BEGIN

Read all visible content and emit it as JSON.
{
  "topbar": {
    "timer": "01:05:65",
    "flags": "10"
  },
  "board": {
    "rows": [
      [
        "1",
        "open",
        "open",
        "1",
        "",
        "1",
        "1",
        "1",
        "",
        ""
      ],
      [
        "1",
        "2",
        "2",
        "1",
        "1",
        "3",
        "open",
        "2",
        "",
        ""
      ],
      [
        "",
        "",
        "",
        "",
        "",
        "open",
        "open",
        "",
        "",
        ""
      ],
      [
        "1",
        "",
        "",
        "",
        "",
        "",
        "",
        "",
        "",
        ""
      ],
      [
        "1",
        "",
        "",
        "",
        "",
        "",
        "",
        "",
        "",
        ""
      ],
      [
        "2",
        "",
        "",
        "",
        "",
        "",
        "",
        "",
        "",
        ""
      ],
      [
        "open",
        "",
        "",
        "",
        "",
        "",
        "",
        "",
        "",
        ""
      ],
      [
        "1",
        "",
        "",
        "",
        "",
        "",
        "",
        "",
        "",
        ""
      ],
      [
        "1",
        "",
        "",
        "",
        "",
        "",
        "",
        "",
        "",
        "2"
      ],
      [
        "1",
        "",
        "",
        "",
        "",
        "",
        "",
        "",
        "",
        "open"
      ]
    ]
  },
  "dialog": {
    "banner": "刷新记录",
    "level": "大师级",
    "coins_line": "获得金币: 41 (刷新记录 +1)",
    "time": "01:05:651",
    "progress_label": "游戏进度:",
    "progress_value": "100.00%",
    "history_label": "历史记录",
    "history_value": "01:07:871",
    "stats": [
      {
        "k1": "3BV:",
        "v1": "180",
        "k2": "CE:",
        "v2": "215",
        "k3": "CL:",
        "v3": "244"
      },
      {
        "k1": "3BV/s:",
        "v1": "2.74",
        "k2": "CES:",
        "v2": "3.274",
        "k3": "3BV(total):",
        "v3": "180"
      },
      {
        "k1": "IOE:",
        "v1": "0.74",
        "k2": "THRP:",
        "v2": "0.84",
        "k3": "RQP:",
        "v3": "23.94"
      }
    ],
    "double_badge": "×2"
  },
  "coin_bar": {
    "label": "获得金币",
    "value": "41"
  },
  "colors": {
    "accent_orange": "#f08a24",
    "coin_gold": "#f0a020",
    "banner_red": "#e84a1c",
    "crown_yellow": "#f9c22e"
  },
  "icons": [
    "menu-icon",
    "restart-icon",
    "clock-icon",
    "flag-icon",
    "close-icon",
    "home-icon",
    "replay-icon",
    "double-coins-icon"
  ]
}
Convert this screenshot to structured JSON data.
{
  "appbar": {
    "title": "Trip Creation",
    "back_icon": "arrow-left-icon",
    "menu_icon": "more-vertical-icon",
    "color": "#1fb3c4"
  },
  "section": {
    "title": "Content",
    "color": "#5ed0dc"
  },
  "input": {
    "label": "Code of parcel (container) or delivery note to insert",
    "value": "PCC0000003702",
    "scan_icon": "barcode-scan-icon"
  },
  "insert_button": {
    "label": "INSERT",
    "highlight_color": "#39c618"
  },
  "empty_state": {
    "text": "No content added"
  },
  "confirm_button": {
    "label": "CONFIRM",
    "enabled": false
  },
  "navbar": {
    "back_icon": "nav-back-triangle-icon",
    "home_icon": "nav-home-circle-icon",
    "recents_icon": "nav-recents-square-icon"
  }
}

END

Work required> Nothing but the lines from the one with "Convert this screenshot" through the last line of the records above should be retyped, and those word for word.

Finished exercise>
Convert this screenshot to structured JSON data.
{
  "appbar": {
    "title": "Trip Creation",
    "back_icon": "arrow-left-icon",
    "menu_icon": "more-vertical-icon",
    "color": "#1fb3c4"
  },
  "section": {
    "title": "Content",
    "color": "#5ed0dc"
  },
  "input": {
    "label": "Code of parcel (container) or delivery note to insert",
    "value": "PCC0000003702",
    "scan_icon": "barcode-scan-icon"
  },
  "insert_button": {
    "label": "INSERT",
    "highlight_color": "#39c618"
  },
  "empty_state": {
    "text": "No content added"
  },
  "confirm_button": {
    "label": "CONFIRM",
    "enabled": false
  },
  "navbar": {
    "back_icon": "nav-back-triangle-icon",
    "home_icon": "nav-home-circle-icon",
    "recents_icon": "nav-recents-square-icon"
  }
}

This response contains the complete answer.